24 Jul Scientists create ‘Hedonometer’ to measure happiness
In 1881, the optimistic Irish economist Francis Edgeworth imagined a strange device called a “hedonimeter” that would be capable of “continually registering the height of pleasure experienced by an individual.” In other words, a happiness sensor.
His was just a daydream. In practice, for decades, social scientists have had a devilish headache in trying to measure happiness. Surveys have revealed some useful information, but these are plagued by the unpleasant fact that people misreport and misremember their feelings when confronted by the guy with the clipboard. Ditto for studies where volunteers call in their feelings via PDA or cell phone. People get squirrely when they know they_ã_re being studied.

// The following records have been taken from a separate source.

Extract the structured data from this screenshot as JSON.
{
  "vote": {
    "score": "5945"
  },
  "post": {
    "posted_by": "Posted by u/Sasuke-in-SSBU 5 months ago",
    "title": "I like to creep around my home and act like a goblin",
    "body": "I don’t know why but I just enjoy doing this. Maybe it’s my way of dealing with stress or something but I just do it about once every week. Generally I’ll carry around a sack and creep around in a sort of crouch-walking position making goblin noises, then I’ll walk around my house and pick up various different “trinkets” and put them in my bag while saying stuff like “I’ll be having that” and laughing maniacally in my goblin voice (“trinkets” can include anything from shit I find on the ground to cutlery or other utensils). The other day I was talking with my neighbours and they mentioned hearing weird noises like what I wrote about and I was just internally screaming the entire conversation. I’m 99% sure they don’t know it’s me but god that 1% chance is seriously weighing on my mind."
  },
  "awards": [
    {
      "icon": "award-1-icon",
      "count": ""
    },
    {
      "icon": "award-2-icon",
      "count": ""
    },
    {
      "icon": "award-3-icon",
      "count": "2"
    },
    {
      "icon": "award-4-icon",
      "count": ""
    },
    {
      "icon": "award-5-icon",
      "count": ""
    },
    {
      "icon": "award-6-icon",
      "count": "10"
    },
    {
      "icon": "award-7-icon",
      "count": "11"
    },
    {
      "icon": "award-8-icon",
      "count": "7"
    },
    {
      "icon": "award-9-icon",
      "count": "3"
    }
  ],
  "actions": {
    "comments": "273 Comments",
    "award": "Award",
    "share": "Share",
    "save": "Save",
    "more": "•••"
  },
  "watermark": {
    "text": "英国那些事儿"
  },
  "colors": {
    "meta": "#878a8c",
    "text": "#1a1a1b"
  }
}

But what if you had a remote-sensing mechanism that could record how millions of people around the world were feeling on any particular day–without their knowing?
To read more of this interesting article soon to be published in the Journal of Happiness Studies – click here